“Two years ago I slipped and broke both bones in an ankle and was in a wheelchair and incapacitated for almost a year. Though I recovered completely in the physical sense I think that I have not entirely recovered in the psychological sense!”
“So glad to hear that your eyes were ‘better’ with the different man – it is a completely hit and miss game as far as I understand it and one just has to trust them.”
“She does have to have radiotherapy… and I am trying to say that the reaction won’t be nearly as bad as it used to be in my day when we centred the beam in a very haphazard way compared to modern techniques.”
“I cured myself eventually by announcing to the consultant that his precious blood pressure pills were killing me and I was getting lower and lower in spirits – so had tried without them on my own and found myself feeling better. So we abandoned them and I revived at once and am now full of beans – still short of puff but that is now put down to smoking all my life, until a year ago, instead of ‘heart’ which it was first thought to be… The greatest joy is to feel alive instead of permanently half dead and blacking out at the thought of doing anything! …thank goodness this nice consultant is amenable to being told that I don’t want too many of his pills – still having 3 different things to take each day despite knocking the worst one off: what would Maggie [Thatcher] think? I am sure they all cost the earth, and being ancient I get them for free.”
“Did I tell you that the eye-man had another go at me? I think with some improvement. This time he did it under a local anaesthetic. I must say it is not natural to allow someone to poke a needle into your eyeball!”
Too little time for everything today. Found more beautiful postcards.
“I enjoyed the camping in the forest watching lemurs and catching insects [in Madagascar]… I like the bats but the 8 inch spiders are a bit off-putting… The zoological interest in the capital is the fleas which I tend to attract more than other people. Soon going to Morondava in the west to collect mosquitoes…”
“The weather has been intermittently good [Loch Tummel] – the only trouble is when the sun comes out so do the midges…”
“We left Bali in dreadful rain on 3rd June [sailing]. One man got sick so we had to get out the navigation instruments to find our way to Cocos and get him off. I like the beach we’re staying on. Coconuts everywhere but also lots of – [illegible: what could it be? maybe ‘ants’] unfortunately.”
“After a time my acquaintance gave up his job and took a market garden, taking his son into partnership. I gather he and his son quarrelled about money and other things (the son called him senile, so I suppose was wanting to introduce new methods which his father didn’t approve of) so they parted and sadly are not yet reconciled.”
“I must go off now and support her while she has an old relation to coffee and a chat. The lady is a horror; lame with arthritis which she can’t help, deaf which she can’t help, but self-interested to a degree and the rest of the world can go hang – which perhaps she could do something about…”
“I’ve had a reply from him about the book.

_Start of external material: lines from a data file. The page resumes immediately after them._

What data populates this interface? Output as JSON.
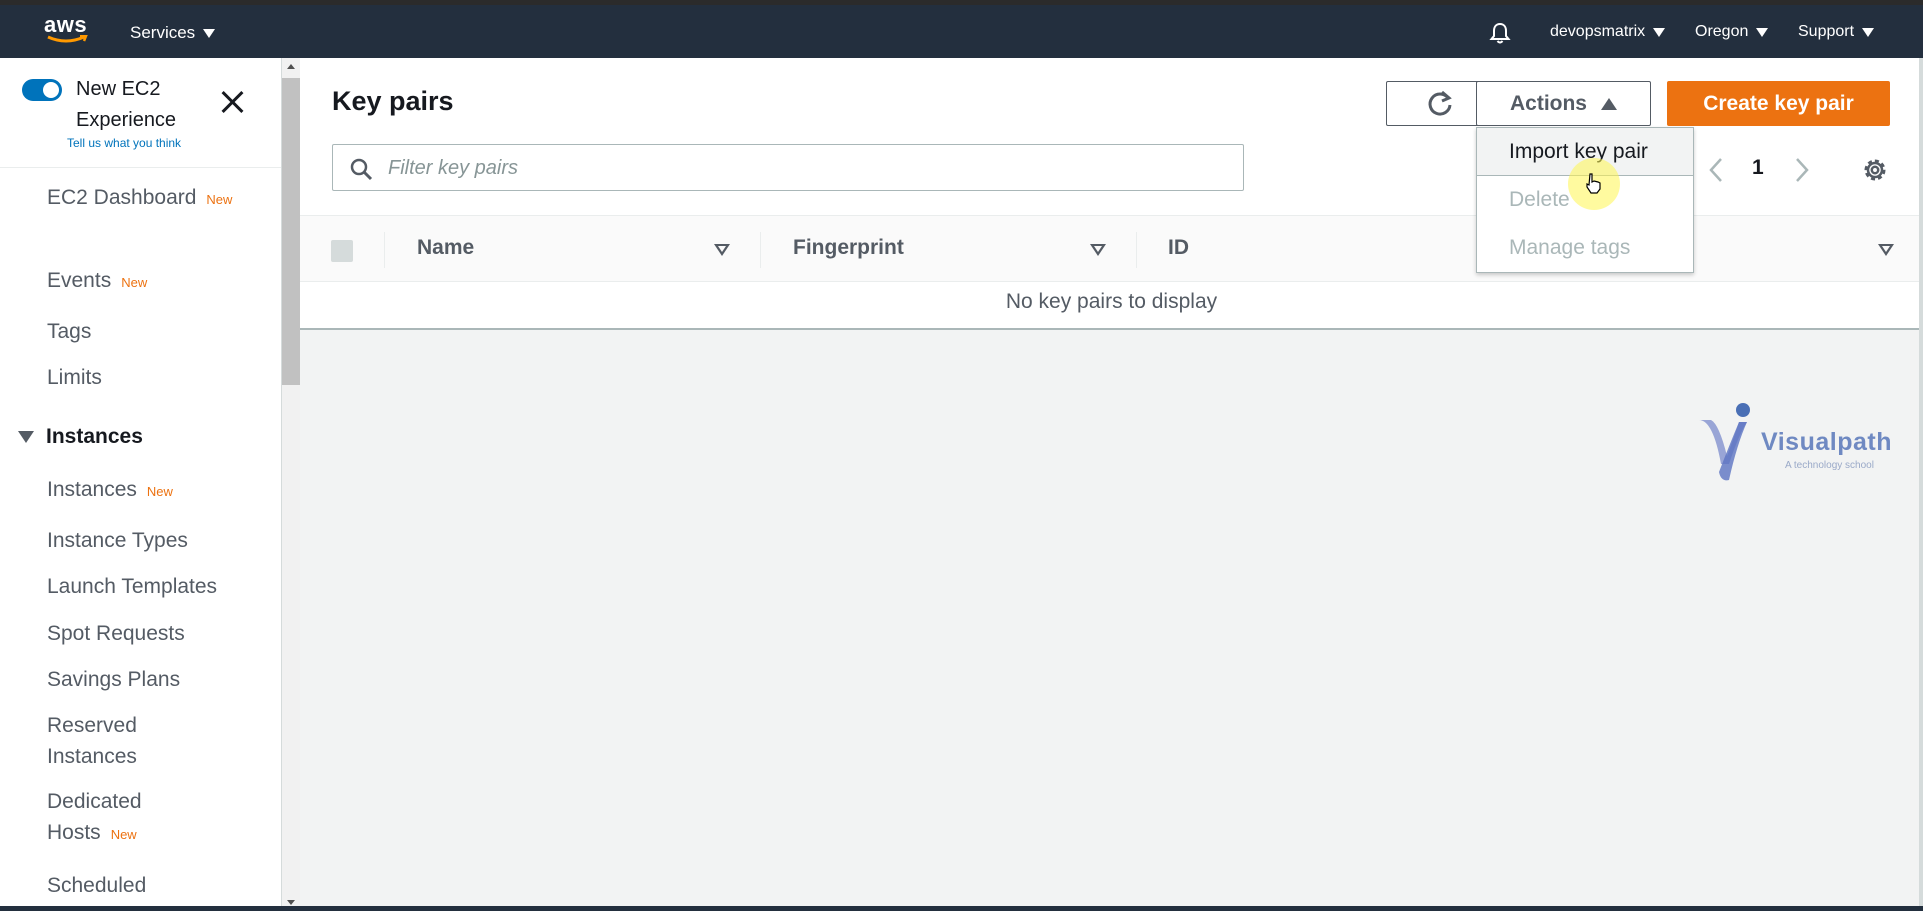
{
  "topbar": {
    "logo_text": "aws",
    "services_label": "Services",
    "account_label": "devopsmatrix",
    "region_label": "Oregon",
    "support_label": "Support"
  },
  "sidebar": {
    "experience_title": "New EC2 Experience",
    "experience_link": "Tell us what you think",
    "new_badge": "New",
    "items": [
      {
        "label": "EC2 Dashboard",
        "badge": "New"
      },
      {
        "label": "Events",
        "badge": "New"
      },
      {
        "label": "Tags",
        "badge": ""
      },
      {
        "label": "Limits",
        "badge": ""
      }
    ],
    "group_label": "Instances",
    "group_items": [
      {
        "label": "Instances",
        "badge": "New"
      },
      {
        "label": "Instance Types",
        "badge": ""
      },
      {
        "label": "Launch Templates",
        "badge": ""
      },
      {
        "label": "Spot Requests",
        "badge": ""
      },
      {
        "label": "Savings Plans",
        "badge": ""
      },
      {
        "label": "Reserved Instances",
        "badge": ""
      },
      {
        "label": "Dedicated Hosts",
        "badge": "New"
      },
      {
        "label": "Scheduled",
        "badge": ""
      }
    ]
  },
  "main": {
    "title": "Key pairs",
    "actions_label": "Actions",
    "create_label": "Create key pair",
    "search_placeholder": "Filter key pairs",
    "page_number": "1",
    "columns": [
      "Name",
      "Fingerprint",
      "ID"
    ],
    "empty_message": "No key pairs to display"
  },
  "actions_menu": {
    "items": [
      {
        "label": "Import key pair",
        "enabled": true
      },
      {
        "label": "Delete",
        "enabled": false
      },
      {
        "label": "Manage tags",
        "enabled": false
      }
    ]
  },
  "watermark": {
    "brand": "Visualpath",
    "tagline": "A technology school"
  },
  "colors": {
    "nav_bg": "#232f3e",
    "accent_orange": "#ec7211",
    "link_blue": "#0073bb"
  }
}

As expected, he objects to my book being published at all, but he didn’t give me specific information on what parts he considers to be libellous…”
“We are flying out on Saturday… X is going on Thursday. We are a bit upset as flying is very expensive and she is driving – much cheaper – only two days beforehand. We are sure there is no other reason than she could have thought that we could have gone together [but didn’t]…”
“The first two weeks my Bridge partner patiently explained to me where I had gone wrong whenever I went down and shouldn’t have done: but this last week, he eventually got very fed up and said with some heat, ‘I didn’t think much of the way you played that – or the board before for that matter’ – which did wonders for my self-confidence over the remainder of the evening, as you can imagine!”
Re unasked for comments from someone who recently took up graphology: “I was delighted she diagnosed you unfavourably too – and it made me giggle to myself to remember how old and ill I promptly felt. I don’t know how I shall manage to do a sufficiently legible scrawl this year to avoid too drastic a verdict again…”